— Donald A. Crane
Second grade. Reeves Elementary. Price, Utah. Principal Jones came into the room, interrupting class with the news. The news first was that the President had been shot. Our teacher was visibly shocked. We were all very young. I don’t remember anyone crying. But class was stopped as we waited in silence for the more news. I thought the president would be okay but it was not to be. I could be wrong but I think we (the elementary school) had all been moved into the auditorium when the news came the president had died. Mrs. Jones told us. We were sent home. The news was on when I came in the door. It stayed on throughout the evening as my parents watched the coverage of events, the news still on through dinner, the news still on, my parents watching, as I fell asleep in my bed.
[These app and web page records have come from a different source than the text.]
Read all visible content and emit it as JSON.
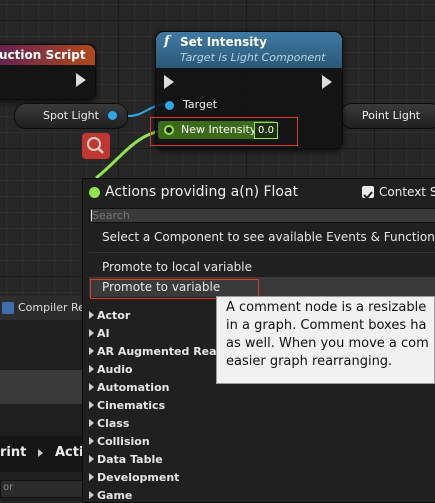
{
  "graph": {
    "construction_node": {
      "title": "uction Script"
    },
    "spot_light_pill": {
      "label": "Spot Light"
    },
    "point_light_pill": {
      "label": "Point Light"
    },
    "set_intensity_node": {
      "function_glyph": "f",
      "title": "Set Intensity",
      "subtitle": "Target is Light Component",
      "target_label": "Target",
      "new_intensity_label": "New Intensity",
      "new_intensity_value": "0.0"
    },
    "search_icon": "search-icon"
  },
  "left_panel": {
    "compiler_tab": "Compiler Re",
    "breadcrumb_left": "rint",
    "breadcrumb_right": "Acti",
    "search_fragment": "or"
  },
  "actions_menu": {
    "title": "Actions providing a(n) Float",
    "context_sensitive_label": "Context Se",
    "context_sensitive_checked": true,
    "search_placeholder": "Search",
    "info_line": "Select a Component to see available Events & Functions",
    "promote_local": "Promote to local variable",
    "promote_variable": "Promote to variable",
    "categories": [
      "Actor",
      "AI",
      "AR Augmented Reality",
      "Audio",
      "Automation",
      "Cinematics",
      "Class",
      "Collision",
      "Data Table",
      "Development",
      "Game"
    ]
  },
  "tooltip": {
    "lines": [
      "A comment node is a resizable",
      "in a graph. Comment boxes ha",
      "as well. When you move a com",
      "easier graph rearranging."
    ]
  },
  "colors": {
    "function_header": "#3b6f96",
    "float_pin": "#8fe54a",
    "object_pin": "#2aa8e8",
    "highlight": "#d93a2b"
  }
}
That is it from the perspective of a seven year old child. I have had to grow into my grief. Something precious must have been taken from me that day that I was simply too young to comprehend. I never miss anything about President Kennedy, whether it be documentary or docudrama. Watching certain speeches of President Kennedy replayed always leaves me great sense of pride in being an American but it is always followed by a sense of terrible loss. No matter how many years go by, the song, Abraham, Martin and John, written by Dick Holler, sung by Dion, always make me cry.
— Verleen Tucker
Steamboat Today readers can share their memories of where they were when they heard of President John F. Kennedy’s death by emailing them to firstname.lastname@example.org.
This story will be updated with reader memories.